Work required
Although the entries contain pictures, the copy should hold only their exact text.

Items from a dataset:

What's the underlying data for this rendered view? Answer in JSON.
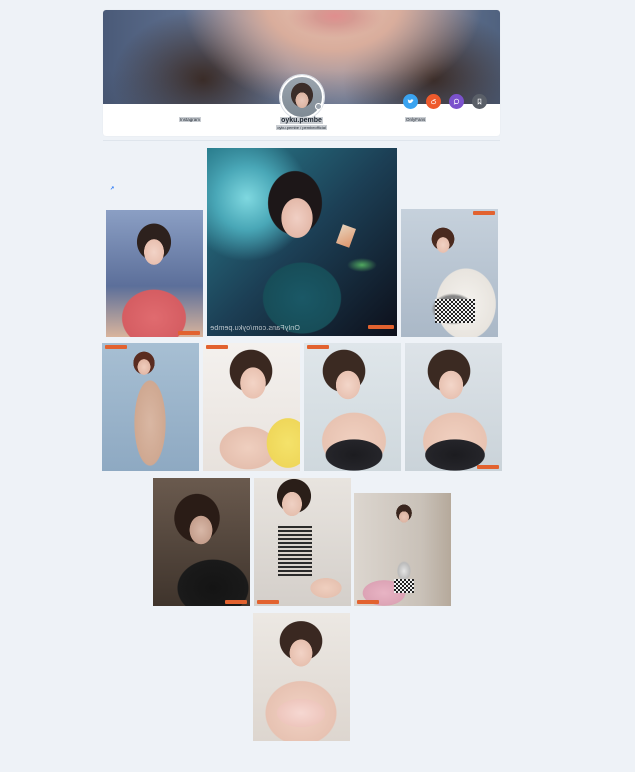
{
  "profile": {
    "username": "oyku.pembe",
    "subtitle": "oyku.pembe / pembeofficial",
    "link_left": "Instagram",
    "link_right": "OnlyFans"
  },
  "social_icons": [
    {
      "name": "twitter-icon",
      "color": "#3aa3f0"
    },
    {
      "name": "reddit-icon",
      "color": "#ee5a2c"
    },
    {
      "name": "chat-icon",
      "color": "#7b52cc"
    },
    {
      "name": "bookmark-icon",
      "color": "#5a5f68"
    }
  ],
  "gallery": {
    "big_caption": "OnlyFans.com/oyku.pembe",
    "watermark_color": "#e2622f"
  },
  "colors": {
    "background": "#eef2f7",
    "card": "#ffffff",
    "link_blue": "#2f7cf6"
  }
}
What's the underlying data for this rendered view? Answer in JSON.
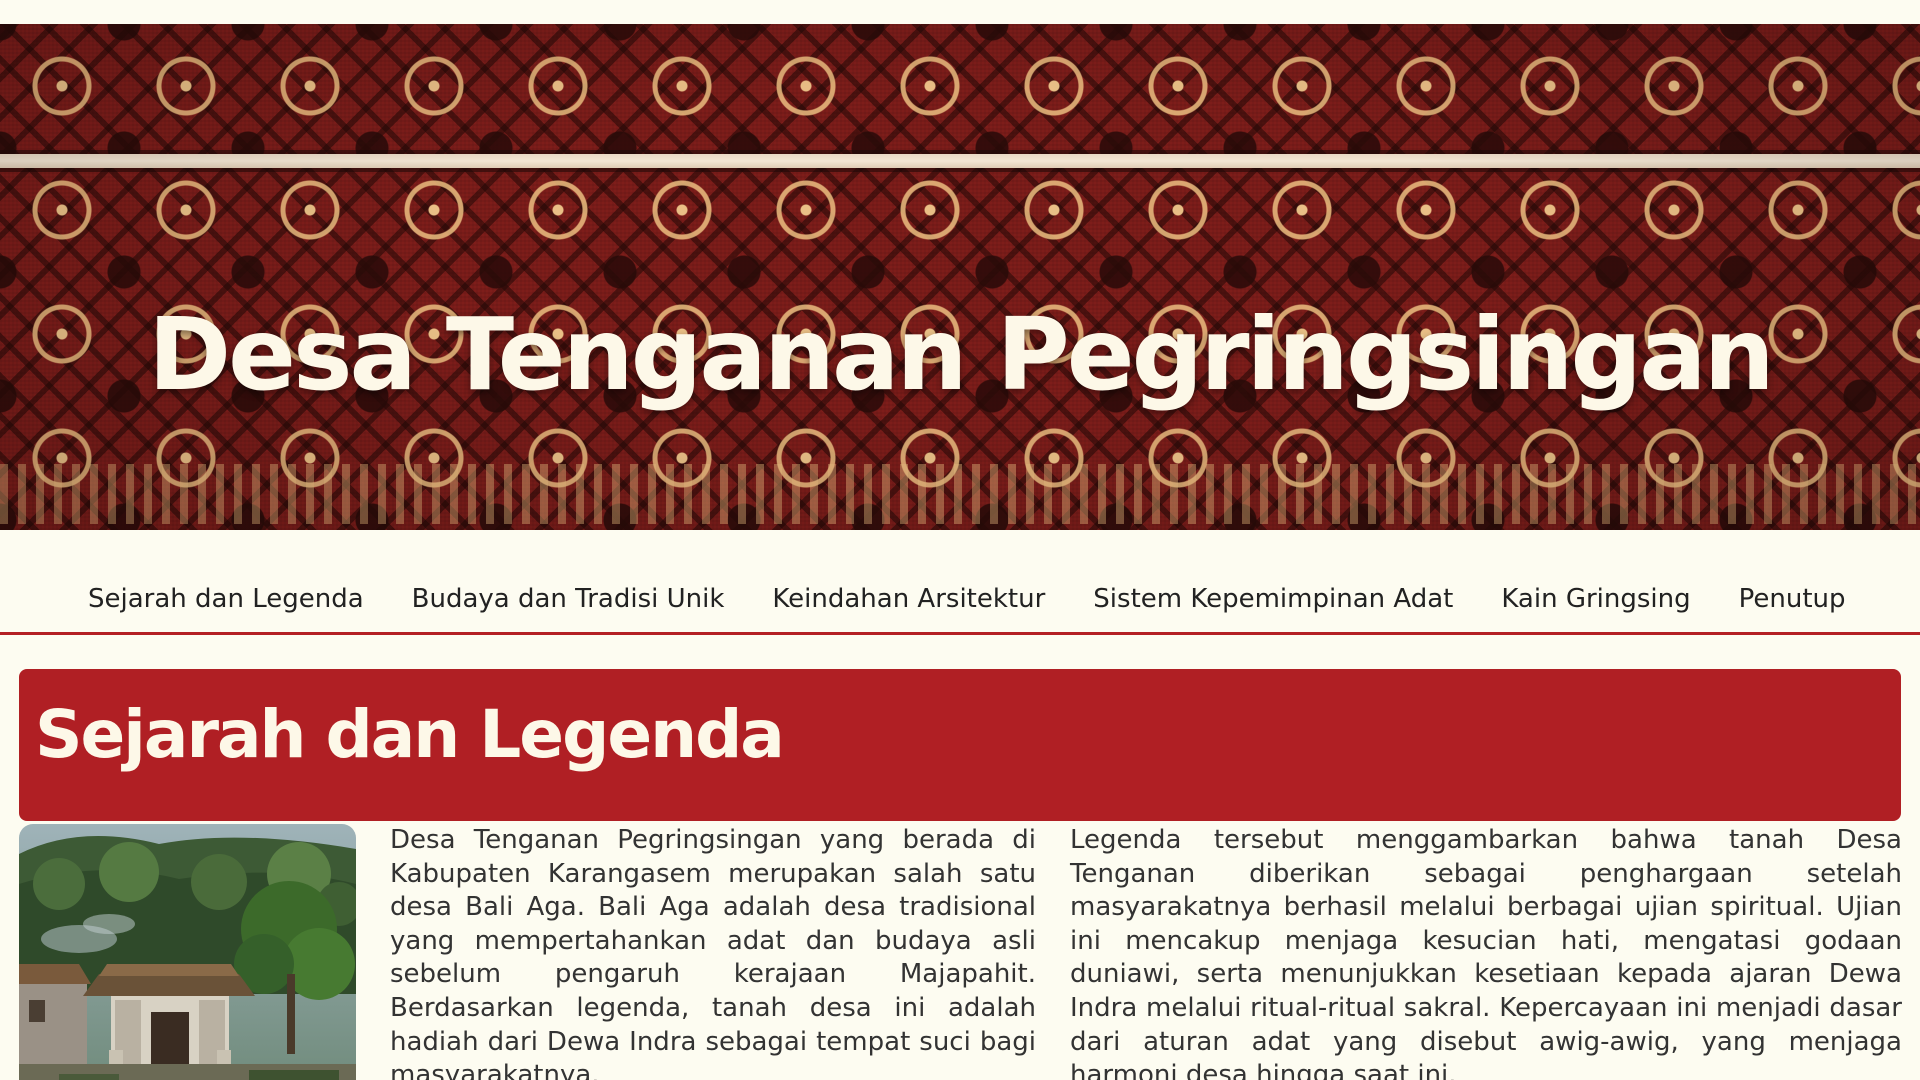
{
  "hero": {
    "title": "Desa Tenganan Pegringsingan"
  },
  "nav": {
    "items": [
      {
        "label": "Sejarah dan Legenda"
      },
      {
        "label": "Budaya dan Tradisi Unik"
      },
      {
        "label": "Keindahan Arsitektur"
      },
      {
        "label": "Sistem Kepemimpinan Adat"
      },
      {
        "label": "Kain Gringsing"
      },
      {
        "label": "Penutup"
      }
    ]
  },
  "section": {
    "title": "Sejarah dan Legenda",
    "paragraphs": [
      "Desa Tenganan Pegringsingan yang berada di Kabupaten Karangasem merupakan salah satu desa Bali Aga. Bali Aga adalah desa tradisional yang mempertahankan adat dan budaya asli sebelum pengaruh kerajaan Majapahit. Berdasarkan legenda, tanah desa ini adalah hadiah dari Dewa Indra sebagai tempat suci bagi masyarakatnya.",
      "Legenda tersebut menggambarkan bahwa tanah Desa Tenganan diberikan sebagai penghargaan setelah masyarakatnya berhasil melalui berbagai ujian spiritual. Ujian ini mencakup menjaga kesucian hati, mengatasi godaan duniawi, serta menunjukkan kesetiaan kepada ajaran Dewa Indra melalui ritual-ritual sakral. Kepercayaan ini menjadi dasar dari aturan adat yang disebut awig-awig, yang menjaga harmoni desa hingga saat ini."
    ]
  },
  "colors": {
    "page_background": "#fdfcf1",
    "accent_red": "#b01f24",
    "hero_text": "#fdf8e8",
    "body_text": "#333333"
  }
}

Written solution
What's the underlying data for this rendered view? Answer in JSON.
{
  "profile": {
    "username": "oyku.pembe",
    "subtitle": "oyku.pembe / pembeofficial",
    "link_left": "Instagram",
    "link_right": "OnlyFans"
  },
  "social_icons": [
    {
      "name": "twitter-icon",
      "color": "#3aa3f0"
    },
    {
      "name": "reddit-icon",
      "color": "#ee5a2c"
    },
    {
      "name": "chat-icon",
      "color": "#7b52cc"
    },
    {
      "name": "bookmark-icon",
      "color": "#5a5f68"
    }
  ],
  "gallery": {
    "big_caption": "OnlyFans.com/oyku.pembe",
    "watermark_color": "#e2622f"
  },
  "colors": {
    "background": "#eef2f7",
    "card": "#ffffff",
    "link_blue": "#2f7cf6"
  }
}
What's the underlying data for this rendered view? Answer in JSON.
{
  "hero": {
    "title": "Desa Tenganan Pegringsingan"
  },
  "nav": {
    "items": [
      {
        "label": "Sejarah dan Legenda"
      },
      {
        "label": "Budaya dan Tradisi Unik"
      },
      {
        "label": "Keindahan Arsitektur"
      },
      {
        "label": "Sistem Kepemimpinan Adat"
      },
      {
        "label": "Kain Gringsing"
      },
      {
        "label": "Penutup"
      }
    ]
  },
  "section": {
    "title": "Sejarah dan Legenda",
    "paragraphs": [
      "Desa Tenganan Pegringsingan yang berada di Kabupaten Karangasem merupakan salah satu desa Bali Aga. Bali Aga adalah desa tradisional yang mempertahankan adat dan budaya asli sebelum pengaruh kerajaan Majapahit. Berdasarkan legenda, tanah desa ini adalah hadiah dari Dewa Indra sebagai tempat suci bagi masyarakatnya.",
      "Legenda tersebut menggambarkan bahwa tanah Desa Tenganan diberikan sebagai penghargaan setelah masyarakatnya berhasil melalui berbagai ujian spiritual. Ujian ini mencakup menjaga kesucian hati, mengatasi godaan duniawi, serta menunjukkan kesetiaan kepada ajaran Dewa Indra melalui ritual-ritual sakral. Kepercayaan ini menjadi dasar dari aturan adat yang disebut awig-awig, yang menjaga harmoni desa hingga saat ini."
    ]
  },
  "colors": {
    "page_background": "#fdfcf1",
    "accent_red": "#b01f24",
    "hero_text": "#fdf8e8",
    "body_text": "#333333"
  }
}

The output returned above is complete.